But for a company under pressure from many sides — Congress, regulators, advocates for online privacy and mental health — even the appearance of impropriety can hurt. Facebook didn’t invite prominent critics, such as the nonprofit Common Sense Media, to advise it on Messenger Kids until the process was nearly over. Facebook would not comment publicly on why it didn’t include Common Sense earlier in the process.

“Because they know we opposed their position,” said James Steyer, the CEO of Common Sense. The group’s stance is that Facebook should never have released a product aimed at kids. “They know very well our position with Messenger Kids.”

A few weeks after Messenger Kids launched, nearly 100 outside experts banded together to urge Facebook to shut down the app, which it has not done. The company says it is “committed to building better products for families, including Messenger Kids. That means listening to parents and experts, including our critics.”

ALSO READ: Facebook Realizes Internet Can Harm Democracy

Facebook has over 217 million monthly active users in India and 212 million of them are active on smartphones. Pixabay
Facebook has over 217 million monthly active users in India and 212 million of them are active on smartphones. Pixabay

Wired article unfair?

One of Facebook’s experts contested the notion that company advisers were in Facebook’s pocket. Lewis Bernstein, now a paid Facebook consultant who worked for Sesame Workshop (the nonprofit behind “Sesame Street”) in various capacities over three decades, said the Wired article “unfairly” accused him and his colleagues for accepting travel expenses to Facebook seminars.

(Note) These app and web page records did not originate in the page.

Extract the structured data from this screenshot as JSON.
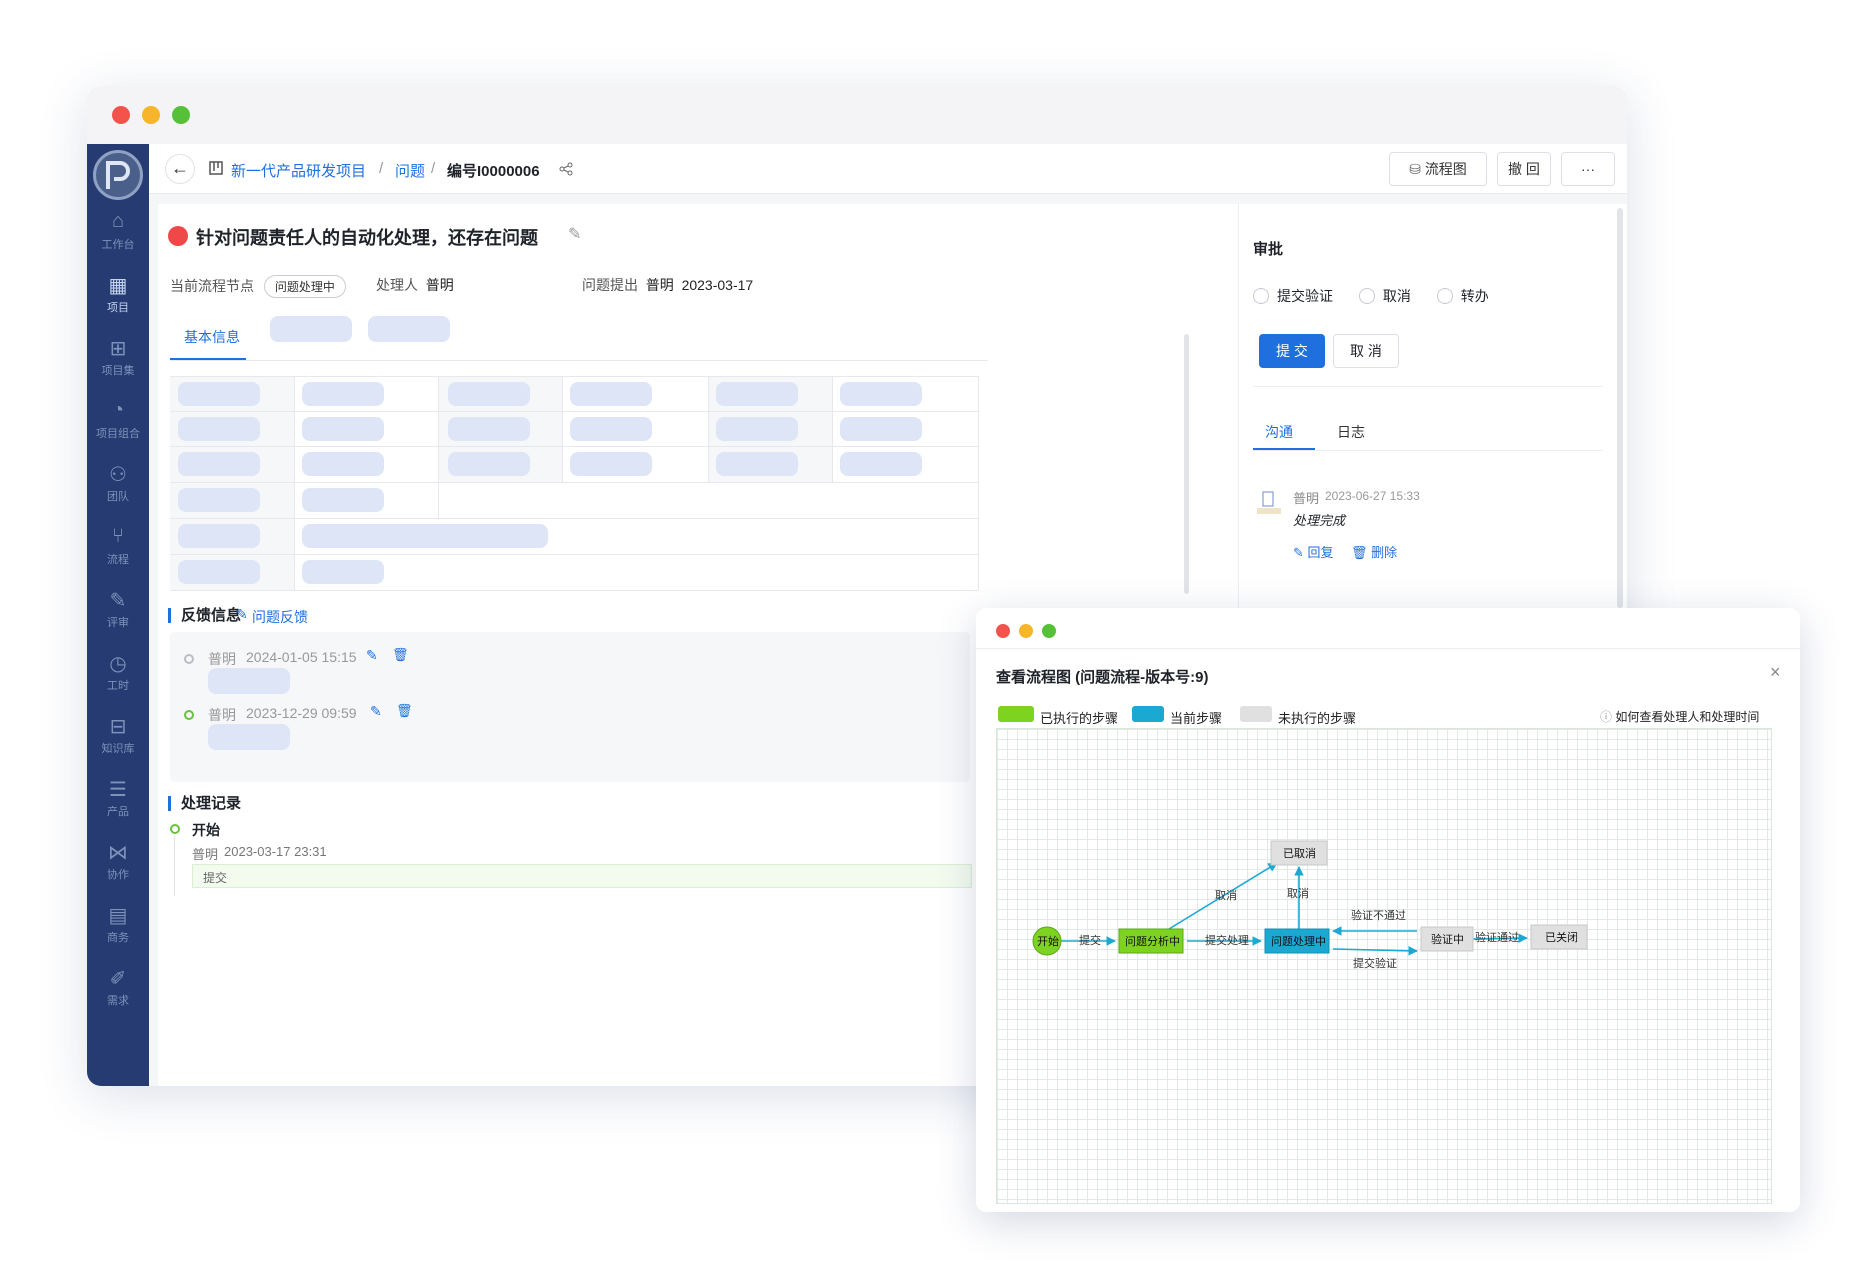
{
  "sidebar": {
    "items": [
      {
        "label": "工作台",
        "icon": "home-icon"
      },
      {
        "label": "项目",
        "icon": "board-icon"
      },
      {
        "label": "项目集",
        "icon": "hierarchy-icon"
      },
      {
        "label": "项目组合",
        "icon": "gauge-icon"
      },
      {
        "label": "团队",
        "icon": "team-icon"
      },
      {
        "label": "流程",
        "icon": "branch-icon"
      },
      {
        "label": "评审",
        "icon": "review-icon"
      },
      {
        "label": "工时",
        "icon": "clock-icon"
      },
      {
        "label": "知识库",
        "icon": "book-icon"
      },
      {
        "label": "产品",
        "icon": "product-icon"
      },
      {
        "label": "协作",
        "icon": "share-icon"
      },
      {
        "label": "商务",
        "icon": "business-icon"
      },
      {
        "label": "需求",
        "icon": "requirement-icon"
      }
    ]
  },
  "breadcrumb": {
    "project": "新一代产品研发项目",
    "sep": "/",
    "module": "问题",
    "current": "编号I0000006"
  },
  "toolbar": {
    "flow_label": "流程图",
    "undo_label": "撤 回",
    "more_label": "···"
  },
  "issue": {
    "title": "针对问题责任人的自动化处理，还存在问题",
    "node_label": "当前流程节点",
    "node_value": "问题处理中",
    "handler_label": "处理人",
    "handler_value": "普明",
    "raised_label": "问题提出",
    "raised_by": "普明",
    "raised_date": "2023-03-17"
  },
  "tabs": {
    "basic": "基本信息"
  },
  "feedback": {
    "title": "反馈信息",
    "link": "问题反馈",
    "entries": [
      {
        "user": "普明",
        "time": "2024-01-05 15:15"
      },
      {
        "user": "普明",
        "time": "2023-12-29 09:59"
      }
    ]
  },
  "records": {
    "title": "处理记录",
    "step": "开始",
    "user": "普明",
    "time": "2023-03-17 23:31",
    "action": "提交"
  },
  "approval": {
    "title": "审批",
    "options": [
      "提交验证",
      "取消",
      "转办"
    ],
    "submit_label": "提 交",
    "cancel_label": "取 消",
    "tab_comm": "沟通",
    "tab_log": "日志",
    "comment": {
      "user": "普明",
      "time": "2023-06-27 15:33",
      "text": "处理完成",
      "reply": "回复",
      "delete": "删除"
    }
  },
  "flow_dialog": {
    "title": "查看流程图 (问题流程-版本号:9)",
    "legend": [
      {
        "label": "已执行的步骤",
        "color": "#7ed321"
      },
      {
        "label": "当前步骤",
        "color": "#1ba9d2"
      },
      {
        "label": "未执行的步骤",
        "color": "#e0e0e0"
      }
    ],
    "help": "如何查看处理人和处理时间",
    "nodes": {
      "start": "开始",
      "analysis": "问题分析中",
      "processing": "问题处理中",
      "cancelled": "已取消",
      "verifying": "验证中",
      "closed": "已关闭"
    },
    "edges": {
      "submit": "提交",
      "submit_process": "提交处理",
      "cancel1": "取消",
      "cancel2": "取消",
      "verify_fail": "验证不通过",
      "submit_verify": "提交验证",
      "verify_pass": "验证通过"
    }
  },
  "colors": {
    "accent": "#1f6fde",
    "sidebar": "#253b72",
    "done": "#7ed321",
    "current": "#1ba9d2",
    "pending": "#e0e0e0"
  }
}
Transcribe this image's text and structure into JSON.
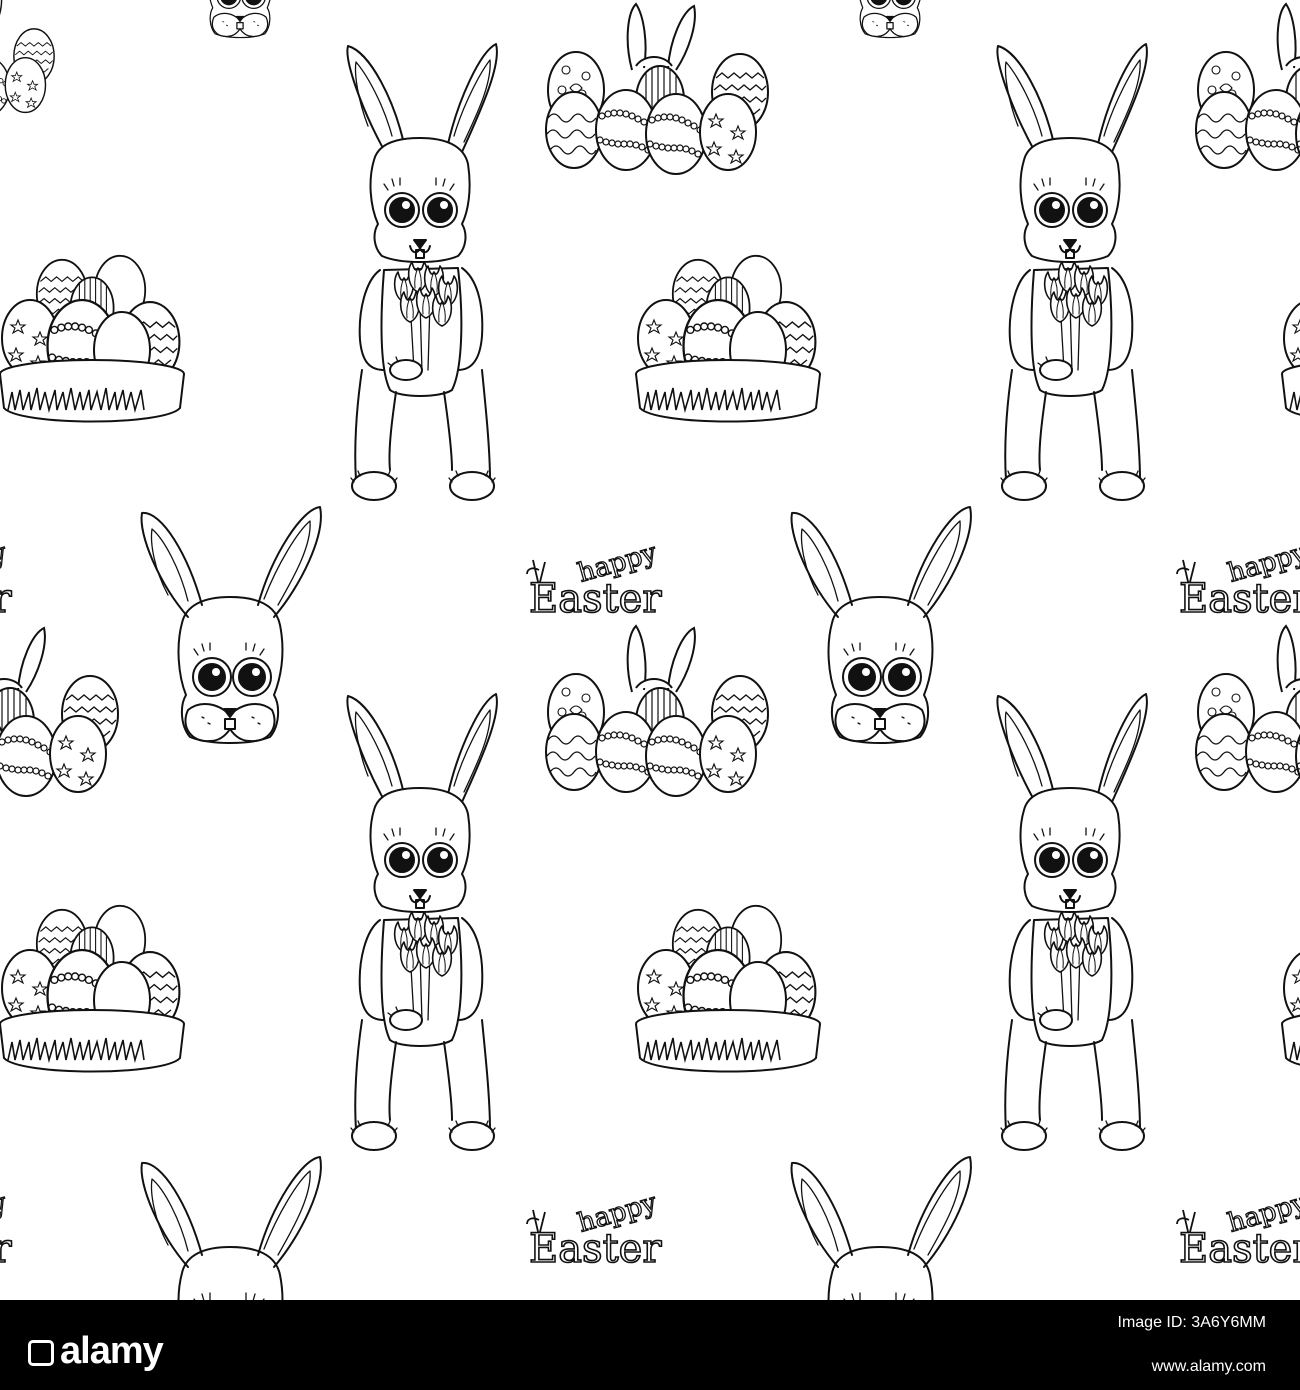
{
  "artwork": {
    "greeting_small": "happy",
    "greeting_large": "Easter",
    "ink_color": "#111111",
    "paper_color": "#ffffff",
    "motifs": [
      "bunny-head-icon",
      "bunny-standing-with-tulips-icon",
      "egg-basket-icon",
      "eggs-with-bunny-ears-icon",
      "happy-easter-lettering"
    ]
  },
  "footer": {
    "logo_text": "alamy",
    "image_id": "Image ID: 3A6Y6MM",
    "url": "www.alamy.com",
    "background": "#000000",
    "text_color": "#ffffff"
  }
}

But the Wired story did not count Lewis as one of the seven out of 13 advisers who took funding for Messenger Kids, and the magazine did not include travel funding when it counted financial ties. Bernstein was not a Facebook consultant at the time he was advising it on Messenger Kids.

Bernstein, who doesn’t see technology as “inherently dangerous,” suggested that Facebook critics like Common Sense are also tainted by accepting $50 million in donated airtime for a campaign warning about the dangers of technology addiction. Among those air-time donors is Comcast and AT&T’s DirecTV.

But Common Sense spokeswoman Corbie Kiernan called that figure a “misrepresentation” that got picked up by news outlets. She said Common Sense has public service announcement commitments “from partners such as Comcast and DirectTV” that has been valued at $50 million. The group has used that time in other campaigns in addition to its current “Truth About Tech” effort, which it’s launching with a group of ex-Google and Facebook employees and their newly formed Center for Humane Technology. (VOA)